I love Fred Taylor.  It's not in the man crush sort of way I love another Patriot, but yeah...I love Fred Taylor.  My dad tells me it's because I had the chance to interview Fred.  Well...yeah.  He gave me the time of day and was a super nice guy.  But that's not all of it.  What I REALLY like is the idea of Fred.  Now, before I get all existential or metaphysical or zen on y'all, let me just say I think you'll get it.

As most of you know, Fred was a Jacksonville Jaguar for the first 11 years of his career.  At that point, Jacksonville decided to jetison "Fast Freddy" in favor of their younger back, Maurice Jones-Drew.  For teams who rely on workhorse backs to carry the load, this was probably the right move for them.  Not so for the Patriots.  If you've been following this team, you know our current answer to the run game is "backfield by committee".  Whether by necessity or strategy, it's what we have.  It seems to be effective.  In 2008, we were #1 in the AFC East and #6 in the NFL for rushing.  You read that right.  NE?  A rushing team?!?!  Apparently.
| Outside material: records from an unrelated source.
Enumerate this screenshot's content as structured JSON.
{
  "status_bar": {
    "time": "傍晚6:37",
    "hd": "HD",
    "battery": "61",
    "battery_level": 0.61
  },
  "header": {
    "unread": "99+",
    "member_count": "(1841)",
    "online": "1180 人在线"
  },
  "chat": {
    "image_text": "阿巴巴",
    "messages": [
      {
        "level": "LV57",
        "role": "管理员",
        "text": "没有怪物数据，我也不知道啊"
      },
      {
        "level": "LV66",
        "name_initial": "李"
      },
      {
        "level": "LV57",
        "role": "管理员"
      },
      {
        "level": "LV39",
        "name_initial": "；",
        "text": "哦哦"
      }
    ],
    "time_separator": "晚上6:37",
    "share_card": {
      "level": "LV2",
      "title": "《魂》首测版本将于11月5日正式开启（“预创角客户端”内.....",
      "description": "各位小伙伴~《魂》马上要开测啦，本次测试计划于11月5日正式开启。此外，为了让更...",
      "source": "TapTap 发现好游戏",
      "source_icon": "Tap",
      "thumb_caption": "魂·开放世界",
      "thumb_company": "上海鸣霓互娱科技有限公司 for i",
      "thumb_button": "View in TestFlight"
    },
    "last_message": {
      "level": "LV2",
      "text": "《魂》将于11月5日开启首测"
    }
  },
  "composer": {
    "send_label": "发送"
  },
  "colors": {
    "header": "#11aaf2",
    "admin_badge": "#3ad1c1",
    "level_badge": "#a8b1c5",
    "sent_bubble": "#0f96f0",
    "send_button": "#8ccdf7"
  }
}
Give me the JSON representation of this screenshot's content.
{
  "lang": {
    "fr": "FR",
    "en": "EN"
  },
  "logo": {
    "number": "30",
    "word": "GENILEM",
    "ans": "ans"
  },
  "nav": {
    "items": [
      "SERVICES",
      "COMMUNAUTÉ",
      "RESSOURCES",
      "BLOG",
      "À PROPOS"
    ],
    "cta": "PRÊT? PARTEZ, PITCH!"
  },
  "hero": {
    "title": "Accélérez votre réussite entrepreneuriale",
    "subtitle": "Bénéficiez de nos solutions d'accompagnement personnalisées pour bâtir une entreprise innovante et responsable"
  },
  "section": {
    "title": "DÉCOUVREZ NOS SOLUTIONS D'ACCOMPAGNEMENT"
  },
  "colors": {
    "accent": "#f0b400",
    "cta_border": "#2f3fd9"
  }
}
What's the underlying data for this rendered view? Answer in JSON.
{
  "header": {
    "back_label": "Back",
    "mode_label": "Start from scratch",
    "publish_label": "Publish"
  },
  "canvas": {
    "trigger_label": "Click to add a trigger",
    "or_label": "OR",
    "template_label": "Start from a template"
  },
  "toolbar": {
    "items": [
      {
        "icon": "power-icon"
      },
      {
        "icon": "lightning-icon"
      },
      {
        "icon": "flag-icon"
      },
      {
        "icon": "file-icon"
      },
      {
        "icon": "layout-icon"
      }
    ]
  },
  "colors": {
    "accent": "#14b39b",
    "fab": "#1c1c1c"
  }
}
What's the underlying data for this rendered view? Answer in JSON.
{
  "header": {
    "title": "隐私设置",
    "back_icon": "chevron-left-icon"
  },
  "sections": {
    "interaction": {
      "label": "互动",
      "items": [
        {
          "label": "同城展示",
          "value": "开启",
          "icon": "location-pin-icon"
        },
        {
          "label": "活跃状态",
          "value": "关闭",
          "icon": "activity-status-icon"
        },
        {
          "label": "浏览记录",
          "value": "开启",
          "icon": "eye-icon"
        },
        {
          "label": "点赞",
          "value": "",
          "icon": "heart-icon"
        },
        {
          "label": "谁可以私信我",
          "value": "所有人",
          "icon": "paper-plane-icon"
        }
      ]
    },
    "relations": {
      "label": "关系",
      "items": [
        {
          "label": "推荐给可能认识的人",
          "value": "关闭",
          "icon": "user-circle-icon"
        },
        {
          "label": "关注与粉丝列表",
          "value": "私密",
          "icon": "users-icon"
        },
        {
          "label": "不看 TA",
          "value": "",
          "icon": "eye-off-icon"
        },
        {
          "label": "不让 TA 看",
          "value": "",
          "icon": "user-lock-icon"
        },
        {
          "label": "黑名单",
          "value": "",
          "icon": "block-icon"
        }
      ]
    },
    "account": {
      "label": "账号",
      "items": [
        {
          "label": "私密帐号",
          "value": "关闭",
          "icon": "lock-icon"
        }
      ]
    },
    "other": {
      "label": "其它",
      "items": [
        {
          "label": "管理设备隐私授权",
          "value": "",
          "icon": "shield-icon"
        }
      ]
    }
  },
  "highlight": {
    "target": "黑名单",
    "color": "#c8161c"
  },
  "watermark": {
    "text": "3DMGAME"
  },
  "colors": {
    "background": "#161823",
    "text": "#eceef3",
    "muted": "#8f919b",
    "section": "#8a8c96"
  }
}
Back to the Idea of Fred (SMP, I need a special Fred font).  Because we're a backfield by committee, we keep many different backs with varied skill sets.  Laurence Maroney and BenJarvus Green-Ellis would be our general purpose backs.  Sammy Morris may have been in that category until he became a receiving threat in our Baltimore Ravens matchup.  Kevin Faulk?  Mr. Third Down.  Deadly holding the ball, deadly pulling it out of the air - he scares rivals.  Now, Fred is what I would call a general purpose back.  And, he's known for crazy downhill speed; when he breaks loose, it ain't pretty.  However, during the Falcons matchup where he racked up 21 carries for 105 yards, we saw another side of Fred.  That is, the "put your shoulder down, turn a bit, and blast through the hole" Fred.  He created holes where none existed before.

My favorite side of Fred?  That's the "do you really want to tackle me?" Fred.  He blasts tacklers, explodes on them.  It's like they're standing in front of a big "Fred Cannon" when it goes off.



The Fred Cannon.  So, aside from his obvious talents as a running back, Fred is a true veteran presence.  That shoulder drop, blast through the line stuff is something our "young buck", Laurence Maroney, is sorely lacking.  Laurence dances, bouncing off the line, seeking a spot to run through.  Fred has great downfield vision and "creates" a hole to run through.  Sure, the O line does a bangup job of parting the 300 pounders, but ultimately Fred has to slice and dice his way through.  And the young guys take notice.

In my humble opinion, Fred is on this team to be a mentor, most likely for Laurence Maroney.  Taylor suffered unending criticism in his early years as he sustained an endless barrage of "Fragile Freddy" insults while he recovered from one injury after another.  Maroney is experiencing much the same.  Whether or not El Mo can develop this year into a Fred Jr. remains to be seen, but I think he's only got one year, THIS year, to figure it out.

So where does this leave our backfield?  As many of you have surmised in other comments, Law Firm will, most likely, play a bigger role.  Maroney and Green-Ellis will continue what they always do - general purpose running.  Next, Faulk will assume third down duties and whatever else he's asked to do.  Sammy will do general purpose and surprise 'em with a little option or screen from Tom Brady.

It's all good.  We have depth.  The Idea of Fred is not about the man.  It's about the concept.  Ohhhmmm... Ohhhmmm...